Goal of the exercise:
The required output is all lines below that contain the word "placeholder".

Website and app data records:
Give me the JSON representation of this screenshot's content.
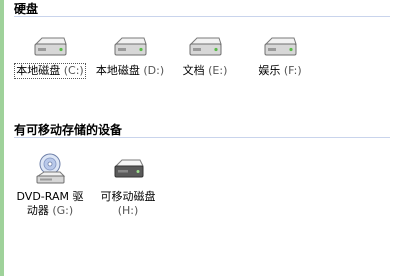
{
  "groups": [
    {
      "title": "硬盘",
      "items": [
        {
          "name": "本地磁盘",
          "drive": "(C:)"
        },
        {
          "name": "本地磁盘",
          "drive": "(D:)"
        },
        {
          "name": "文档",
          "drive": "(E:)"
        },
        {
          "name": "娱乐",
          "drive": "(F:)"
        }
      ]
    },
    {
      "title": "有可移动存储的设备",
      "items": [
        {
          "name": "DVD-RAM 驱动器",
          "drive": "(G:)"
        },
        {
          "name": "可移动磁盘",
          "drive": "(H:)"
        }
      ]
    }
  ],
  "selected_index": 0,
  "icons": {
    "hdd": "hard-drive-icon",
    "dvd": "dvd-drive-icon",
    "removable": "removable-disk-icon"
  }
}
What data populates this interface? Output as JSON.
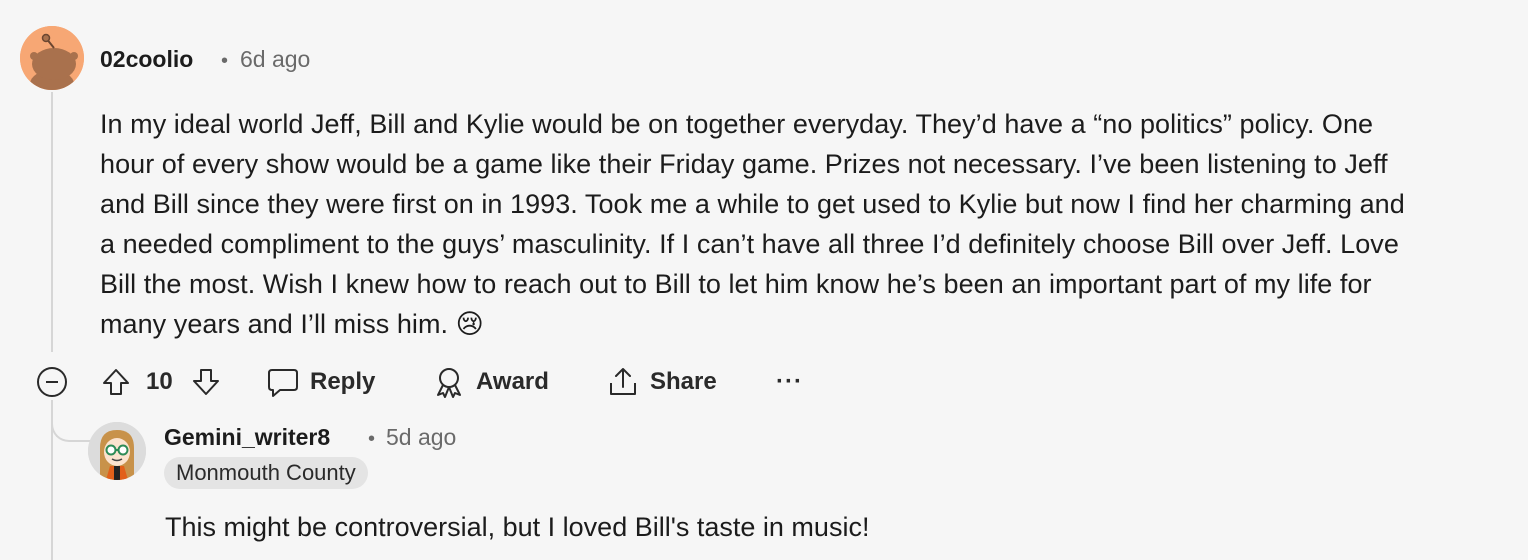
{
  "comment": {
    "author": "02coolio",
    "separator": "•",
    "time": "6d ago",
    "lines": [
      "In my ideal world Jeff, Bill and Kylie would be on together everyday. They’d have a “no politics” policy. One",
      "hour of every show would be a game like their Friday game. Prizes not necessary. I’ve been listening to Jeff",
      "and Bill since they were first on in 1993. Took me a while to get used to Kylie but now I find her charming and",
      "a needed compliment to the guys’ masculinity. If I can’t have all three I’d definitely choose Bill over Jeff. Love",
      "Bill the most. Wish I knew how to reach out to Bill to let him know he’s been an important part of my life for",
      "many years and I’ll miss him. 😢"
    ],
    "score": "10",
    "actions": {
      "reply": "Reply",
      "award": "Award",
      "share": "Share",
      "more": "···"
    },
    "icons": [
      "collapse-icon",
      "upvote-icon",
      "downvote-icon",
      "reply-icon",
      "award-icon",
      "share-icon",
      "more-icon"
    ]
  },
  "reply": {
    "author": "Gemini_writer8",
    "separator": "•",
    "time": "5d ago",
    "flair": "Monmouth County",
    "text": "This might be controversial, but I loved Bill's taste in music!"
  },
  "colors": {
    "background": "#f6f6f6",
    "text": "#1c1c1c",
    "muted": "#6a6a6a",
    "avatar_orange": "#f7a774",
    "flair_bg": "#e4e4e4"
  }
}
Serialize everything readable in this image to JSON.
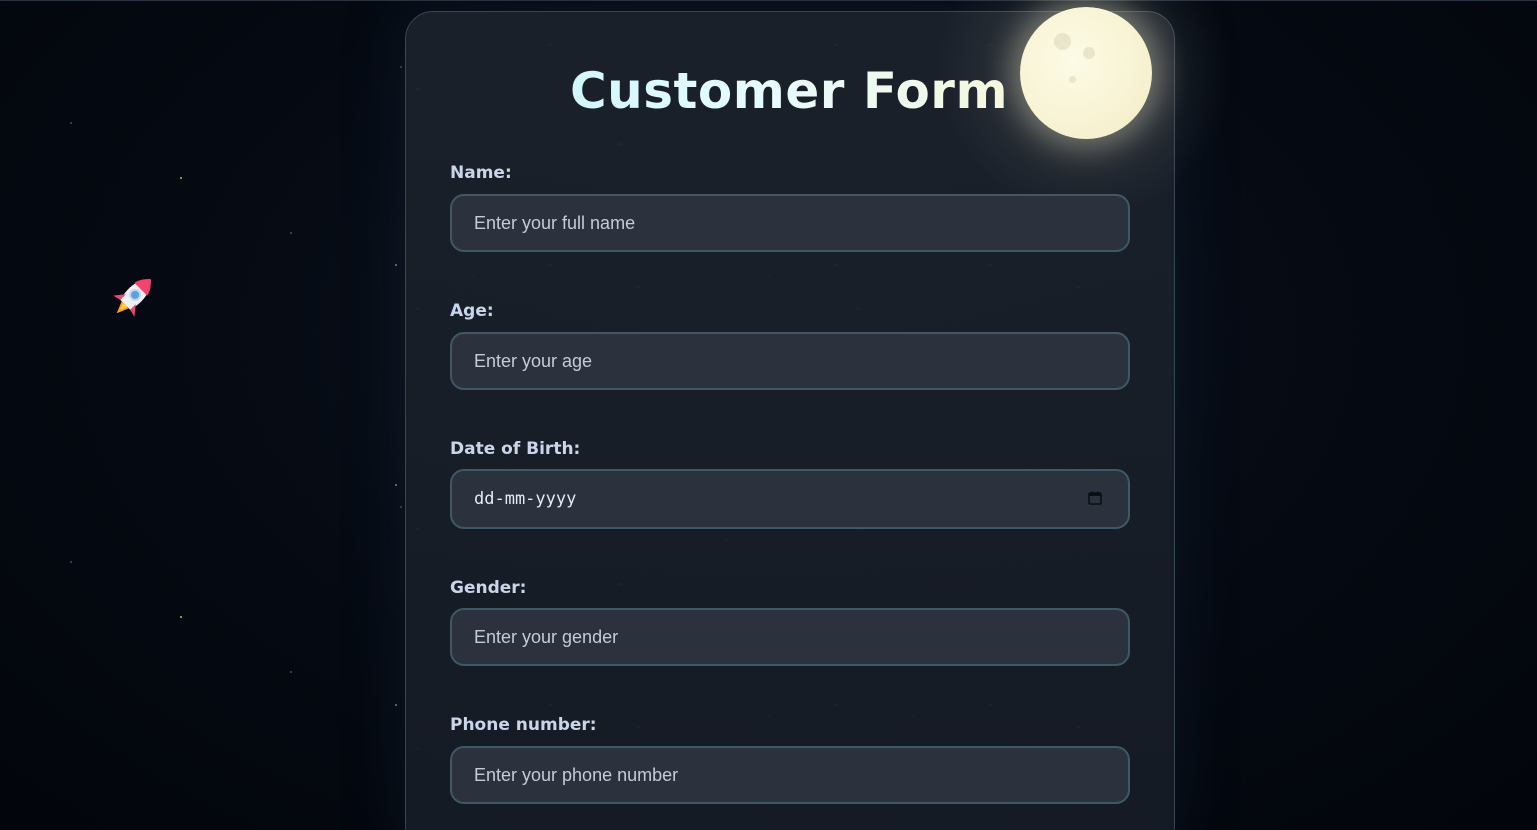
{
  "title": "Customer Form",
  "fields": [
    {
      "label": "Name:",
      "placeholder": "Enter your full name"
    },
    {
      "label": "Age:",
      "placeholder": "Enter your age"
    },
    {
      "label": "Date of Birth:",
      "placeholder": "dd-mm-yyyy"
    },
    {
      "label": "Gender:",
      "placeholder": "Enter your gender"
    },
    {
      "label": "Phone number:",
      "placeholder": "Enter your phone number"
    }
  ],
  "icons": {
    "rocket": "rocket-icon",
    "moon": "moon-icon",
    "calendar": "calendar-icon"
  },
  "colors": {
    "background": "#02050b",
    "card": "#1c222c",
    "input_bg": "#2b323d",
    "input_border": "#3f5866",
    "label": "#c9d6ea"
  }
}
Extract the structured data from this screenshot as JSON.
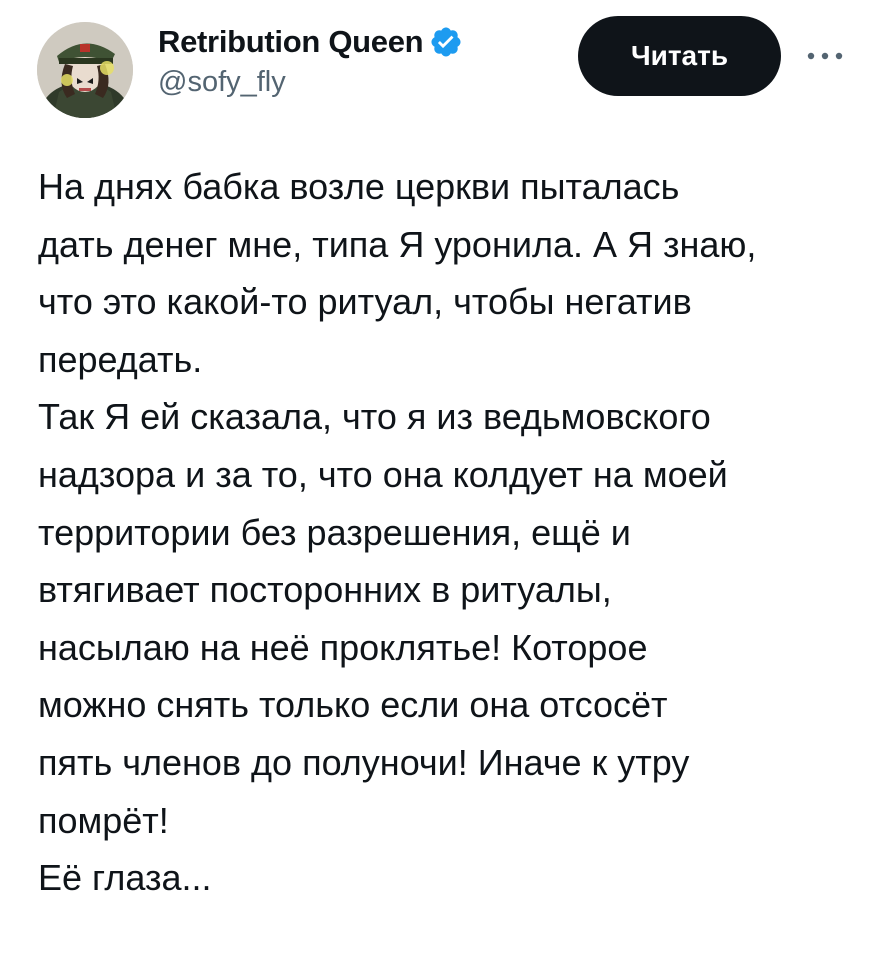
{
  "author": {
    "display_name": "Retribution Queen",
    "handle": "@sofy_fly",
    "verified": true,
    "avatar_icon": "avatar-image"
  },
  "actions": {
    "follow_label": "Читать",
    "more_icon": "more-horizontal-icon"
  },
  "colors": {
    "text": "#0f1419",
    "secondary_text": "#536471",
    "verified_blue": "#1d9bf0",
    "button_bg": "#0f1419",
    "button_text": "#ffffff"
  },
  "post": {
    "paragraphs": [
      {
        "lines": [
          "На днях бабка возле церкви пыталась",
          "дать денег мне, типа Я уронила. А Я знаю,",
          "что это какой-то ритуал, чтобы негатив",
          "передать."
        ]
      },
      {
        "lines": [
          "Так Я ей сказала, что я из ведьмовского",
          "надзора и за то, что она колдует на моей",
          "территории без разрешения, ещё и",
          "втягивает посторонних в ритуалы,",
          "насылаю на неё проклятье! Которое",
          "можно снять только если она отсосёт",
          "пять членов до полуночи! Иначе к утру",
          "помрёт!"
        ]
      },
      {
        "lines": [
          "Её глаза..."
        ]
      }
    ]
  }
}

The answer:
      "placeholder": "Enter your full name"
      "placeholder": "Enter your age"
      "placeholder": "dd-mm-yyyy"
      "placeholder": "Enter your gender"
      "placeholder": "Enter your phone number"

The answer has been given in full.